The Simple View of Reading (Gough & Tunmer, 1986)can help us understand what might be happening. The first idea is that there are two major components to reading: decoding and language comprehension. Together, these two components create reading comprehension.
Decoding is the ability to match letters to sounds to figure out a word accurately in a quick and fairly effortless way.
Language Comprehension is the ability to obtain meaning from spoken words and sentences.
These two components of reading are then put into a formula.
Decoding x Language Comprehension = Reading Comprehension
Just like in a math equation, if either number is 0, the product is 0. So, if students are struggling to decode, their reading comprehension is negatively affected. When students struggle to understand spoken language, their reading comprehension will also suffer.
It is our job as teachers and parents to determine if a student is struggling with decoding, language comprehension, or both.
The Quadrant Model shows the possibilities of reading performance.
Systematic, structured literacy is beneficial for all students, but critical for those struggling.Students with average ability in both decoding (sound/word level) and language comprehension (sentence/discourse areas) are considered typical learners.
The most common reading disorder is called Dyslexia. It affects up to 20% of the population. Dyslexics struggle at the sound/word level. This disorder is the most common, but most misunderstood.
People with dyslexia are highly intelligent, have strong oral vocabulary and comprehension, but struggle to decode and spell. It is caused by having problems with phonological processing. This means they struggle to recognize and manipulate the individual sounds in language.
There are approximately 10 million children in the United States impacted by dyslexia.

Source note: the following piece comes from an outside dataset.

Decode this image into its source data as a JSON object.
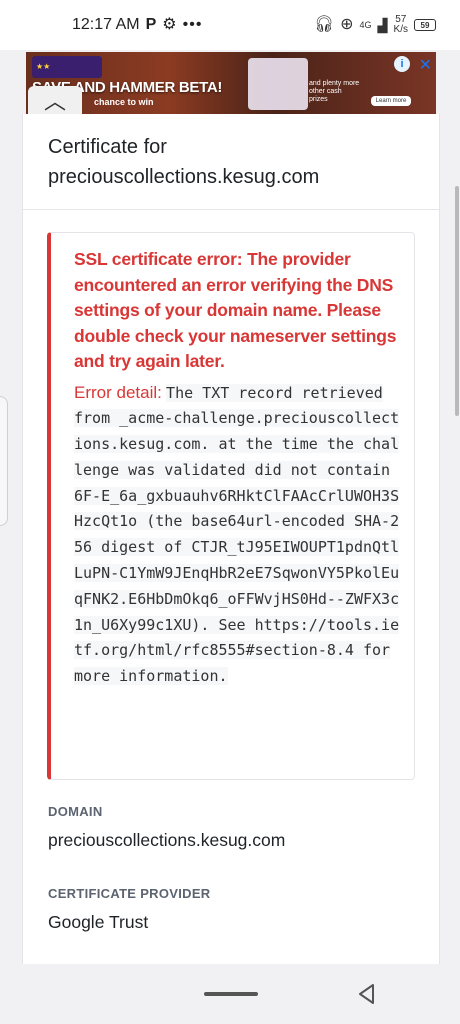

Students with high decoding skills often appear to be good readers. This is called Hyperlexia or a Specific Comprehension Deficit. Students can decode well and sound fluent when reading grade-level passages. However, they lack comprehension and struggle to retell or interpret what is read.

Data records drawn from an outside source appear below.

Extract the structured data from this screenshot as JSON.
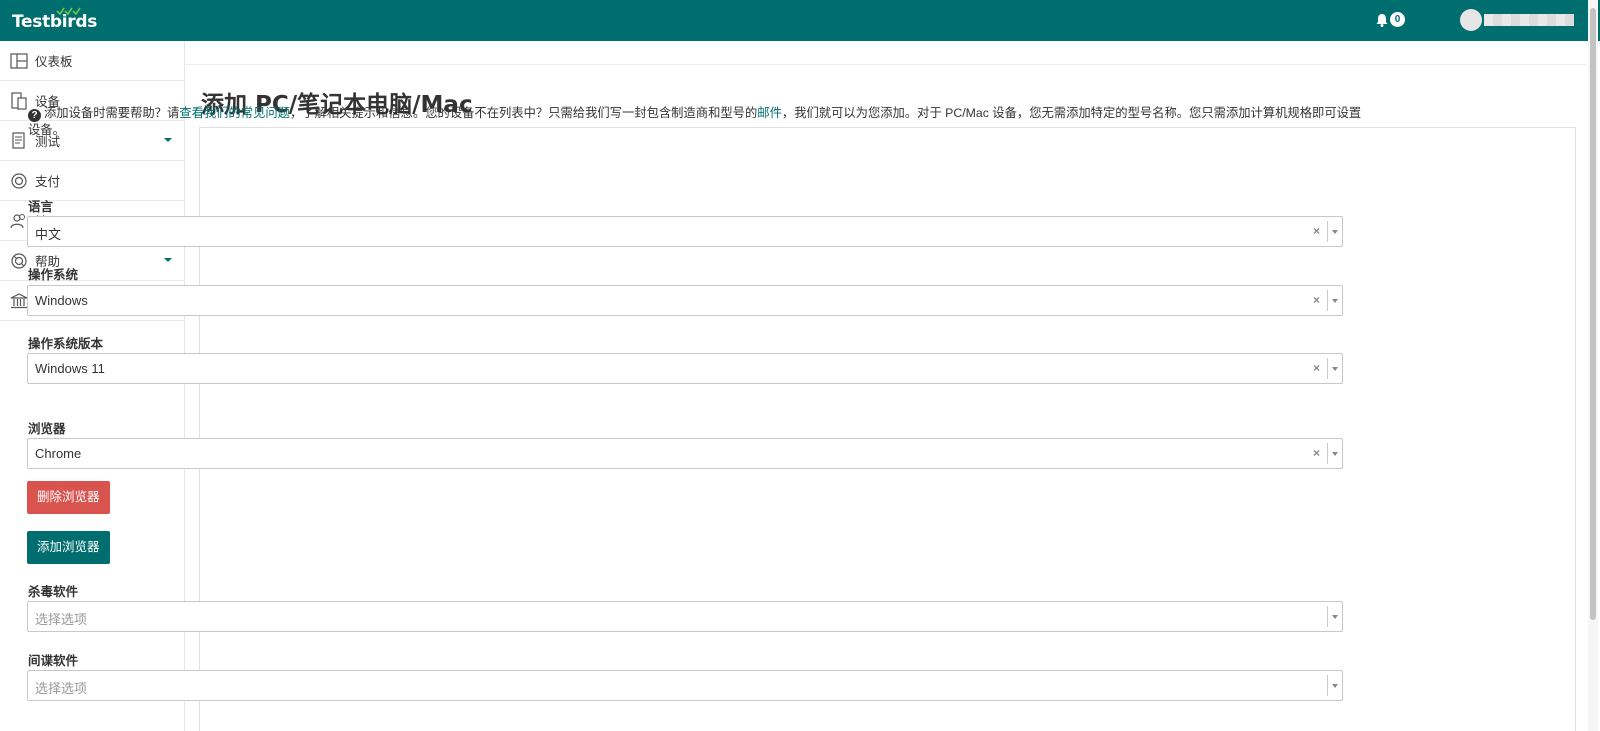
{
  "header": {
    "logo_text": "Testbirds",
    "notifications_count": "0",
    "colors": {
      "brand": "#006d6f",
      "danger": "#d9534f"
    }
  },
  "sidebar": {
    "items": [
      {
        "label": "仪表板",
        "icon": "dashboard-icon",
        "has_submenu": false
      },
      {
        "label": "设备",
        "icon": "devices-icon",
        "has_submenu": false
      },
      {
        "label": "测试",
        "icon": "tests-icon",
        "has_submenu": true
      },
      {
        "label": "支付",
        "icon": "payment-icon",
        "has_submenu": false
      },
      {
        "label": "社区",
        "icon": "community-icon",
        "has_submenu": true
      },
      {
        "label": "帮助",
        "icon": "help-icon",
        "has_submenu": true
      },
      {
        "label": "法律",
        "icon": "legal-icon",
        "has_submenu": true
      }
    ]
  },
  "page": {
    "title": "添加 PC/笔记本电脑/Mac",
    "help": {
      "part1": "添加设备时需要帮助？请",
      "link_faq": "查看我们的常见问题",
      "part2": "，了解相关提示和信息。您的设备不在列表中？只需给我们写一封包含制造商和型号的",
      "link_mail": "邮件",
      "part3": "，我们就可以为您添加。对于 PC/Mac 设备，您无需添加特定的型号名称。您只需添加计算机规格即可设置",
      "part4": "设备。"
    },
    "fields": {
      "language": {
        "label": "语言",
        "value": "中文"
      },
      "os": {
        "label": "操作系统",
        "value": "Windows"
      },
      "os_version": {
        "label": "操作系统版本",
        "value": "Windows 11"
      },
      "browser": {
        "label": "浏览器",
        "value": "Chrome"
      },
      "antivirus": {
        "label": "杀毒软件",
        "placeholder": "选择选项"
      },
      "spyware": {
        "label": "间谍软件",
        "placeholder": "选择选项"
      }
    },
    "buttons": {
      "remove_browser": "删除浏览器",
      "add_browser": "添加浏览器"
    },
    "clear_symbol": "×"
  }
}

These students need direct instruction and intervention in vocabulary, visualization, and metacognitive skills. It is more difficult to identify these kids early on in their reading career. They are often “missed” until in the intermediate grades when the content becomes more rigorous and more independence is expected.
Specific Language Impairment
When a child has low decoding skills and low language comprehension skills, they can be identifies as having a General Reading Disability or Specific Language Impairment. These students need intense instruction and intervention with the foundational skills of reading and comprehension.
The first step when we see a child struggling with reading and writing is to assess what aspect of reading is problematic. Early intervention is key. Waiting to see if a child will “pick it up” or “outgrow” or grow into” is never a good idea. Knowing what area of the Simple View of Reading is impacting the child and then know how to intervene is vital.